== Description of the task ==
Going through the lines below, tally those that include "login", and give only the number.

== Stored items from a collection ==
-- Opening Marker --

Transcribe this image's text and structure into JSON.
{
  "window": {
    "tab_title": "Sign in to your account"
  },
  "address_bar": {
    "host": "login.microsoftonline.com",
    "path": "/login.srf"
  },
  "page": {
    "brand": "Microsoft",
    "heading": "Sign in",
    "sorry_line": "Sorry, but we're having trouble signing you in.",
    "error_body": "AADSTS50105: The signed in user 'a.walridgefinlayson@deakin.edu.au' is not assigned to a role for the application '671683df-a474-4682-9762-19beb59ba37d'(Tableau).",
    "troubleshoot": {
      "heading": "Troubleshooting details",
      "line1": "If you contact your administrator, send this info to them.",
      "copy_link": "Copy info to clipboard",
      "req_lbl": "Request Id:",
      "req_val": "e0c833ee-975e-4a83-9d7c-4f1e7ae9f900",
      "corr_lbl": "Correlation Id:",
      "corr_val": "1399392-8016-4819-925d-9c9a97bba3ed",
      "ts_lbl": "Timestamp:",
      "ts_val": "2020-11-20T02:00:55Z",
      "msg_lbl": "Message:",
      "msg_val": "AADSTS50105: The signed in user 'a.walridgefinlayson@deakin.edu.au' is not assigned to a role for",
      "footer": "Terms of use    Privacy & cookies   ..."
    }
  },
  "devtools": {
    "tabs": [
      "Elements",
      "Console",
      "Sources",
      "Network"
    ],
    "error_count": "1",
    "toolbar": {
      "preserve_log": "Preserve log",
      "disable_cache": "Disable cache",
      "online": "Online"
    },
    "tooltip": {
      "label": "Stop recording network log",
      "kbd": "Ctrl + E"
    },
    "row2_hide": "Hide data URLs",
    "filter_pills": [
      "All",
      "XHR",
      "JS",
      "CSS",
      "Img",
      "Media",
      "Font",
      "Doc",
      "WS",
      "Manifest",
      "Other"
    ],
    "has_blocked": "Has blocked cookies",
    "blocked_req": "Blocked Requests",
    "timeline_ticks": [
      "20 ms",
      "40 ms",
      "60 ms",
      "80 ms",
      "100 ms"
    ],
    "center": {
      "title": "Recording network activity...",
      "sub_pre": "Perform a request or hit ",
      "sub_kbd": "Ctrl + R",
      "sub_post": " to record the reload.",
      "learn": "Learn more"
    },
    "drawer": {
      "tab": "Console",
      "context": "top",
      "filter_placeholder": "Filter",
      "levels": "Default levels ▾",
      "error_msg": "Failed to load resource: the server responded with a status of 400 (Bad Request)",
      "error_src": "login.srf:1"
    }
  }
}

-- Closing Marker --

== Finished task ==
3